:: Excerpted data ::
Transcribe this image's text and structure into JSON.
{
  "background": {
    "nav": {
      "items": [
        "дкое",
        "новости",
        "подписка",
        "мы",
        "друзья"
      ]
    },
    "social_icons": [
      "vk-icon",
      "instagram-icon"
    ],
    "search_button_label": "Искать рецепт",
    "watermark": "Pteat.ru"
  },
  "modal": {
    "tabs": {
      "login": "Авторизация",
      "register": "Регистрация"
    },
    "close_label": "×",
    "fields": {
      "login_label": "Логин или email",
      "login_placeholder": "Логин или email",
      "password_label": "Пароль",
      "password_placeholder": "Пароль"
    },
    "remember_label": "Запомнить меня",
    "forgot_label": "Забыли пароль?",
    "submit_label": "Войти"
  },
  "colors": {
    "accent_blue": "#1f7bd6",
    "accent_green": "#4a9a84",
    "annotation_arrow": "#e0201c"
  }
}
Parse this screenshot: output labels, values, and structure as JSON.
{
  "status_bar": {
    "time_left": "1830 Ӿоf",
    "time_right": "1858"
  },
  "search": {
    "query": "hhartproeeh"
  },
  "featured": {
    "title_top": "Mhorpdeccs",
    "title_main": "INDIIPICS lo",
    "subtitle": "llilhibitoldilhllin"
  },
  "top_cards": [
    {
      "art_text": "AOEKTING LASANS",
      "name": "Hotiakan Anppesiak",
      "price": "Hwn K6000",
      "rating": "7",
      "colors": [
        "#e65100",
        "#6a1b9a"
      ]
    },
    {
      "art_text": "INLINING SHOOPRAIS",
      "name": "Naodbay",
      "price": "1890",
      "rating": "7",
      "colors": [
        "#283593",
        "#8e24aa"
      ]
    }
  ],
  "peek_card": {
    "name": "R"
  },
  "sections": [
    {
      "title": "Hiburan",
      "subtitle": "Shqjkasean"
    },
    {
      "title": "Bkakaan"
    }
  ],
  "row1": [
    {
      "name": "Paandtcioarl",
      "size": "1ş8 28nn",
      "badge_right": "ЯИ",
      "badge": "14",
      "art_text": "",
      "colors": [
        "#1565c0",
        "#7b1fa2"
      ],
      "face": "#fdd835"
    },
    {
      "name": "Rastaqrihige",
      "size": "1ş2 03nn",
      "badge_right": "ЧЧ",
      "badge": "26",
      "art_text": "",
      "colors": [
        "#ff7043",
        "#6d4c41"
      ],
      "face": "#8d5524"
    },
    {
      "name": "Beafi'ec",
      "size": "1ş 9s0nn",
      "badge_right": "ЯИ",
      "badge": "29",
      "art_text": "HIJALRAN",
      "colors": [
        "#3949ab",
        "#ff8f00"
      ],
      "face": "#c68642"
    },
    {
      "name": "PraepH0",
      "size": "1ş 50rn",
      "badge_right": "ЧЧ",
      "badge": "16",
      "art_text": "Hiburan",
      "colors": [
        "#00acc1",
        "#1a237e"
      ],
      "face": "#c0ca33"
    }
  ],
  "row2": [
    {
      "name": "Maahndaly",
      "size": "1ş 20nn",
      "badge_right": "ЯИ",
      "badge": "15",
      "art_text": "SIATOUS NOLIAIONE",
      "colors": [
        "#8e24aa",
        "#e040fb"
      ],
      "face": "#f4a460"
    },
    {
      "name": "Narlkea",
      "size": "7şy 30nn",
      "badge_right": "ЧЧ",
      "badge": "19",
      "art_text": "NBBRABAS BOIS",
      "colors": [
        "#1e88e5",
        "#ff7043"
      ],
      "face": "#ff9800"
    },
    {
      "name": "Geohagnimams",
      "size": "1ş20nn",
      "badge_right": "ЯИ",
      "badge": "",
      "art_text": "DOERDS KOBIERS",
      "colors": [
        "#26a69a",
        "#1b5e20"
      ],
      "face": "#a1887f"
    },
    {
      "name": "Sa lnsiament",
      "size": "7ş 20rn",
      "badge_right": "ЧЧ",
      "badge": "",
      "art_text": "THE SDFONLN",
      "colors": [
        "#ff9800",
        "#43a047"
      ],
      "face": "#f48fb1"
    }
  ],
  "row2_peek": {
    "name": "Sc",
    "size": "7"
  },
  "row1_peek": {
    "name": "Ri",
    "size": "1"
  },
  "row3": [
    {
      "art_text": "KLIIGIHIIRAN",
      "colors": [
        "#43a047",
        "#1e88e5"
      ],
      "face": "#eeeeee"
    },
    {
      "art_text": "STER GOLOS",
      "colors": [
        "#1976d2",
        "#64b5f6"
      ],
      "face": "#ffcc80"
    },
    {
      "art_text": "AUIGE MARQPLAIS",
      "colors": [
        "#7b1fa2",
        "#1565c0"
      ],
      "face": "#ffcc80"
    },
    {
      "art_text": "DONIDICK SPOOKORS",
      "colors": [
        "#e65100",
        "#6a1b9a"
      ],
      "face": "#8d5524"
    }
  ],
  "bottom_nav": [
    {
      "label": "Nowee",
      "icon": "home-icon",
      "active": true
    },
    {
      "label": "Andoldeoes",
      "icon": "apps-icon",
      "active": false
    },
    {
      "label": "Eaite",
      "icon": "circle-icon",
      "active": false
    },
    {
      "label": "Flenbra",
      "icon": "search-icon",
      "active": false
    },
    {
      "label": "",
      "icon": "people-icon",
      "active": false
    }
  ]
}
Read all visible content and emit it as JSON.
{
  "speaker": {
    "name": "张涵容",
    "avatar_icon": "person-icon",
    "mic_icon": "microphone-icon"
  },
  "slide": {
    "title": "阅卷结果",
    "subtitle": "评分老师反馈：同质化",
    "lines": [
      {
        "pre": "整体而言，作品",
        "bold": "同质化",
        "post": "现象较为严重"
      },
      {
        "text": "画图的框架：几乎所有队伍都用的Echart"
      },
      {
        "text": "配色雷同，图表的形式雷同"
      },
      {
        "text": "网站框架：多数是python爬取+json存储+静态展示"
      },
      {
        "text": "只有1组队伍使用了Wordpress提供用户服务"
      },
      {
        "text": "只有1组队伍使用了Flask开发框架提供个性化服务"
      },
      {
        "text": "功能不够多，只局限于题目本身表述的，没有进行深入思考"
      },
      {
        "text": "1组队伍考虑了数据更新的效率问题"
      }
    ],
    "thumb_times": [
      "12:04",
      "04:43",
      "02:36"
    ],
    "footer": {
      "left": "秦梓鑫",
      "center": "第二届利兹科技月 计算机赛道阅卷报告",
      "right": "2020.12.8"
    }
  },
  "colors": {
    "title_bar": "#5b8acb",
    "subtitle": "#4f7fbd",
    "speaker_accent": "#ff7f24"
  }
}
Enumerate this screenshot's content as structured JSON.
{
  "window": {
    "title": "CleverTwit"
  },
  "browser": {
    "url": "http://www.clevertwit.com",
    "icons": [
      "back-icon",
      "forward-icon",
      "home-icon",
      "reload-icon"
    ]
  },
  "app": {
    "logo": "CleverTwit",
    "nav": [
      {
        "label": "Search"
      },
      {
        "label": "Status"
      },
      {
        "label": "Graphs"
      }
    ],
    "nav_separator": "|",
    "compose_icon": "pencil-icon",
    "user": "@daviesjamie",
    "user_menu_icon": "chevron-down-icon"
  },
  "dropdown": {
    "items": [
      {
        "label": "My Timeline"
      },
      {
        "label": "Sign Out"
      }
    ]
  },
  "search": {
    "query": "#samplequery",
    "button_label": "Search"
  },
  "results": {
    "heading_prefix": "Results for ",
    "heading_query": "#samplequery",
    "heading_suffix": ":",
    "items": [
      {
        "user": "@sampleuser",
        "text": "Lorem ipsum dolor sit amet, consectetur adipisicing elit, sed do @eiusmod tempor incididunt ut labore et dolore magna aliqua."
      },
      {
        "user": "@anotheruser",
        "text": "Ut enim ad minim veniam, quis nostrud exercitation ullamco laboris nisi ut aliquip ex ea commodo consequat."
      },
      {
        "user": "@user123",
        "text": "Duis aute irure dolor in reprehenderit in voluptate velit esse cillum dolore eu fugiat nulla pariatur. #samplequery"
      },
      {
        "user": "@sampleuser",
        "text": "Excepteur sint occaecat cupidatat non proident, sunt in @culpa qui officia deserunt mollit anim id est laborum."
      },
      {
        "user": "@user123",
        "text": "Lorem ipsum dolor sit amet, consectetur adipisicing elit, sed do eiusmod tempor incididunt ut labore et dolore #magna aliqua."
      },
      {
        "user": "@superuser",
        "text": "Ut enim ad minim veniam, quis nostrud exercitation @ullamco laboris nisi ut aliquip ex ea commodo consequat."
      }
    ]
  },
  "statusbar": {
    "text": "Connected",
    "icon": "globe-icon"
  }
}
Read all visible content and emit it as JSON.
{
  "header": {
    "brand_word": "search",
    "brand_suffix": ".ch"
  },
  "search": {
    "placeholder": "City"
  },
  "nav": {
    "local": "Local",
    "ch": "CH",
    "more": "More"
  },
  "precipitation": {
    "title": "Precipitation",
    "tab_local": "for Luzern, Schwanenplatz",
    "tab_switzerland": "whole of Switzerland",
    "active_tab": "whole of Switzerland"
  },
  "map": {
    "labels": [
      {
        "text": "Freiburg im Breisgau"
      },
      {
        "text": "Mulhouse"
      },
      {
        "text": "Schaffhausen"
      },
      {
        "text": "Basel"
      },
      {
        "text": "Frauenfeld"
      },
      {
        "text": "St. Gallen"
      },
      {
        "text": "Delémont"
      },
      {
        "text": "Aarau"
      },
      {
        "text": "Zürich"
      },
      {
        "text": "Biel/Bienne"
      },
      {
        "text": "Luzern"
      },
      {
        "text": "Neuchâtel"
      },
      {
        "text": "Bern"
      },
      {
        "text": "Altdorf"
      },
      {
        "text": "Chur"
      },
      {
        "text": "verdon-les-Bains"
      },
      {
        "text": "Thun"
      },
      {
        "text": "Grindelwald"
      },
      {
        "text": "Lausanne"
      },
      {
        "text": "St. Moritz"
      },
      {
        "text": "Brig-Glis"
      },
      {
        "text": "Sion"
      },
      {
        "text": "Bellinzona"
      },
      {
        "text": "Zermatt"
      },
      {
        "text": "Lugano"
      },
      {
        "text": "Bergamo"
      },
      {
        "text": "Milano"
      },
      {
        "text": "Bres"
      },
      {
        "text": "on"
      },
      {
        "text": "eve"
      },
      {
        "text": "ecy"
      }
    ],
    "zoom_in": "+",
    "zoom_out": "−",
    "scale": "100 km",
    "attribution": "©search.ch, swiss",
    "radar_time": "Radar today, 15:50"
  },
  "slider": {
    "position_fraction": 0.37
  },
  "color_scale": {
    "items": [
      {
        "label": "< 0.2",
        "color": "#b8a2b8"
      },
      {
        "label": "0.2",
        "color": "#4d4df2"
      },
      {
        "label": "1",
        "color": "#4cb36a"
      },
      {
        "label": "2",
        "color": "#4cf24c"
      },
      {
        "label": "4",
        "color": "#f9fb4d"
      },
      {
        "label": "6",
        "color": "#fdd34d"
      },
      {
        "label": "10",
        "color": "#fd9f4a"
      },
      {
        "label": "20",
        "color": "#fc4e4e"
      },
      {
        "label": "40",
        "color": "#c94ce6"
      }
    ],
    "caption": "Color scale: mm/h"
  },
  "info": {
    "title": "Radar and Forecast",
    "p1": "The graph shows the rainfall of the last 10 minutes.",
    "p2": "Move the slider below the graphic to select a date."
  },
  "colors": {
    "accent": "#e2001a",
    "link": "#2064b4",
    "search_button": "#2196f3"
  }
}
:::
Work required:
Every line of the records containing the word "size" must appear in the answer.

Solution:
      "size": "1ş8 28nn",
      "size": "1ş2 03nn",
      "size": "1ş 9s0nn",
      "size": "1ş 50rn",
      "size": "1ş 20nn",
      "size": "7şy 30nn",
      "size": "1ş20nn",
      "size": "7ş 20rn",
    "size": "7"
    "size": "1"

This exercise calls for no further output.